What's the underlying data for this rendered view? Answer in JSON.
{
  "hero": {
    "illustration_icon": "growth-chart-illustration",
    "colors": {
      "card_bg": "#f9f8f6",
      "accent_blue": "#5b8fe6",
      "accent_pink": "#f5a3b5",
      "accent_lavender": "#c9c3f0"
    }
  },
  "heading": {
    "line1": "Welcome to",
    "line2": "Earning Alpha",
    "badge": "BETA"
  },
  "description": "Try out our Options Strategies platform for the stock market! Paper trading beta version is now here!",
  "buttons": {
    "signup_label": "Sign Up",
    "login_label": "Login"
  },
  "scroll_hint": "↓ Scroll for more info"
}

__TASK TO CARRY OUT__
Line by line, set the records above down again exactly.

__WRITTEN SOLUTION__
What's the underlying data for this rendered view? Answer in JSON.
{
  "hero": {
    "illustration_icon": "growth-chart-illustration",
    "colors": {
      "card_bg": "#f9f8f6",
      "accent_blue": "#5b8fe6",
      "accent_pink": "#f5a3b5",
      "accent_lavender": "#c9c3f0"
    }
  },
  "heading": {
    "line1": "Welcome to",
    "line2": "Earning Alpha",
    "badge": "BETA"
  },
  "description": "Try out our Options Strategies platform for the stock market! Paper trading beta version is now here!",
  "buttons": {
    "signup_label": "Sign Up",
    "login_label": "Login"
  },
  "scroll_hint": "↓ Scroll for more info"
}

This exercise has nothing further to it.